### DATA FOR THE TASK:
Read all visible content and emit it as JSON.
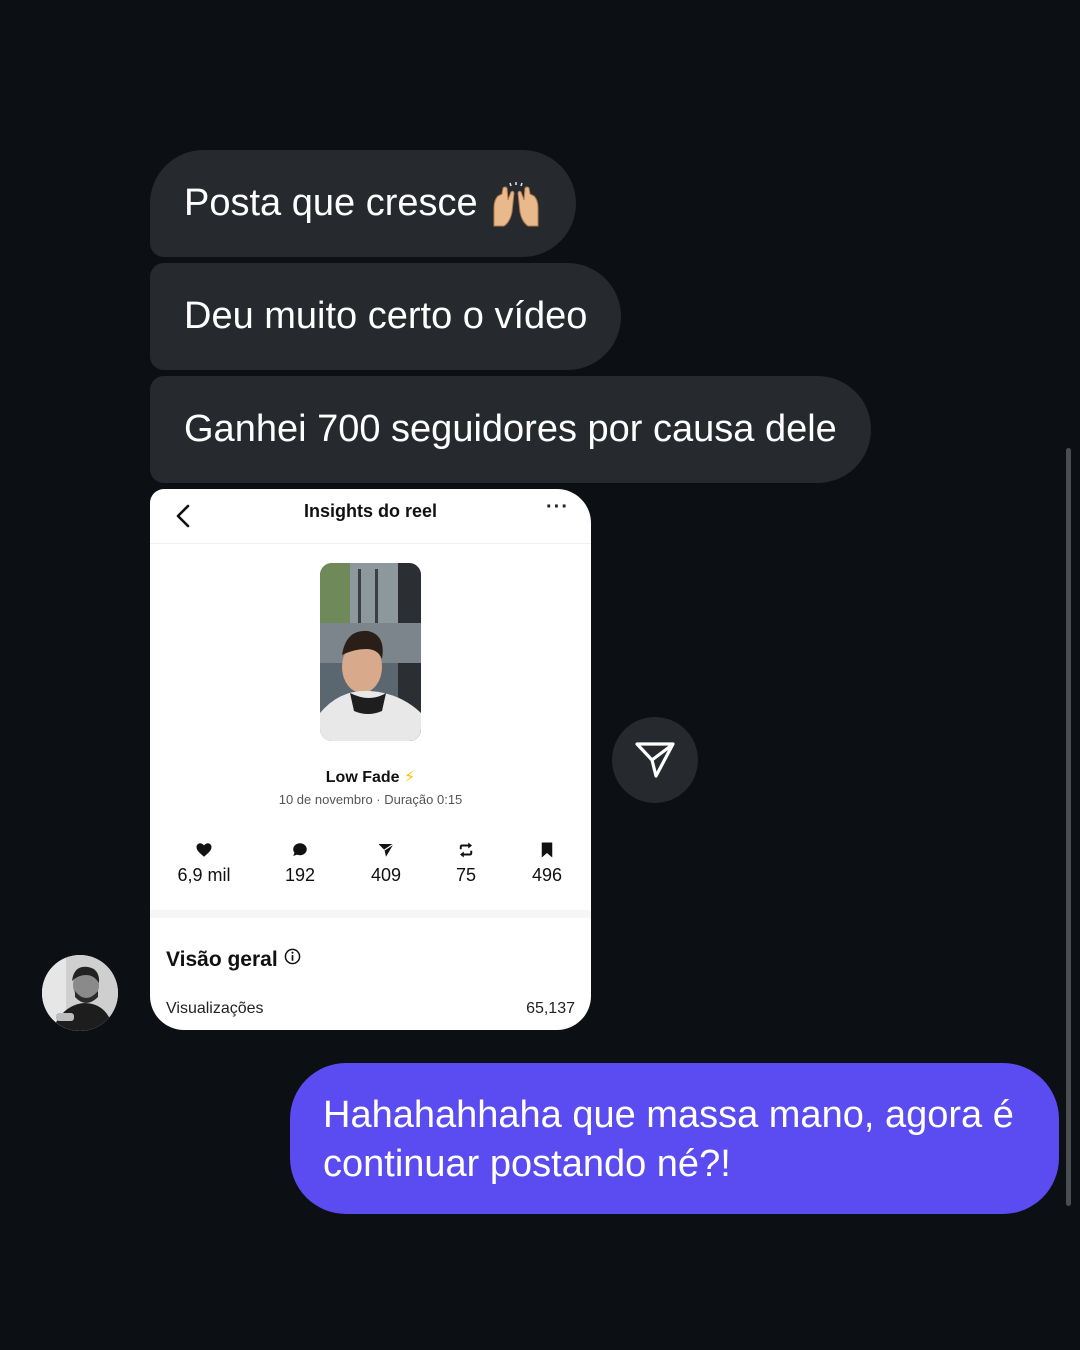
{
  "messages_in": [
    {
      "text": "Posta que cresce",
      "emoji": "raising-hands-emoji"
    },
    {
      "text": "Deu muito certo o vídeo"
    },
    {
      "text": "Ganhei 700 seguidores por causa dele"
    }
  ],
  "shared_card": {
    "header_title": "Insights do reel",
    "back_icon": "chevron-left-icon",
    "more_icon": "more-horizontal-icon",
    "reel_title": "Low Fade",
    "reel_title_emoji": "⚡",
    "reel_meta": "10 de novembro · Duração 0:15",
    "stats": [
      {
        "icon": "heart-icon",
        "value": "6,9 mil"
      },
      {
        "icon": "comment-icon",
        "value": "192"
      },
      {
        "icon": "send-icon",
        "value": "409"
      },
      {
        "icon": "repost-icon",
        "value": "75"
      },
      {
        "icon": "bookmark-icon",
        "value": "496"
      }
    ],
    "overview_title": "Visão geral",
    "views_label": "Visualizações",
    "views_value": "65,137"
  },
  "share_button_icon": "send-icon",
  "message_out": {
    "text": "Hahahahhaha que massa mano, agora é continuar postando né?!"
  },
  "colors": {
    "background": "#0c1014",
    "incoming_bubble": "#26292e",
    "outgoing_bubble": "#5a4cf0"
  }
}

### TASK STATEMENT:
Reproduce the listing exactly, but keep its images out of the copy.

### WRITTEN SOLUTION:
Read all visible content and emit it as JSON.
{
  "messages_in": [
    {
      "text": "Posta que cresce",
      "emoji": "raising-hands-emoji"
    },
    {
      "text": "Deu muito certo o vídeo"
    },
    {
      "text": "Ganhei 700 seguidores por causa dele"
    }
  ],
  "shared_card": {
    "header_title": "Insights do reel",
    "back_icon": "chevron-left-icon",
    "more_icon": "more-horizontal-icon",
    "reel_title": "Low Fade",
    "reel_title_emoji": "⚡",
    "reel_meta": "10 de novembro · Duração 0:15",
    "stats": [
      {
        "icon": "heart-icon",
        "value": "6,9 mil"
      },
      {
        "icon": "comment-icon",
        "value": "192"
      },
      {
        "icon": "send-icon",
        "value": "409"
      },
      {
        "icon": "repost-icon",
        "value": "75"
      },
      {
        "icon": "bookmark-icon",
        "value": "496"
      }
    ],
    "overview_title": "Visão geral",
    "views_label": "Visualizações",
    "views_value": "65,137"
  },
  "share_button_icon": "send-icon",
  "message_out": {
    "text": "Hahahahhaha que massa mano, agora é continuar postando né?!"
  },
  "colors": {
    "background": "#0c1014",
    "incoming_bubble": "#26292e",
    "outgoing_bubble": "#5a4cf0"
  }
}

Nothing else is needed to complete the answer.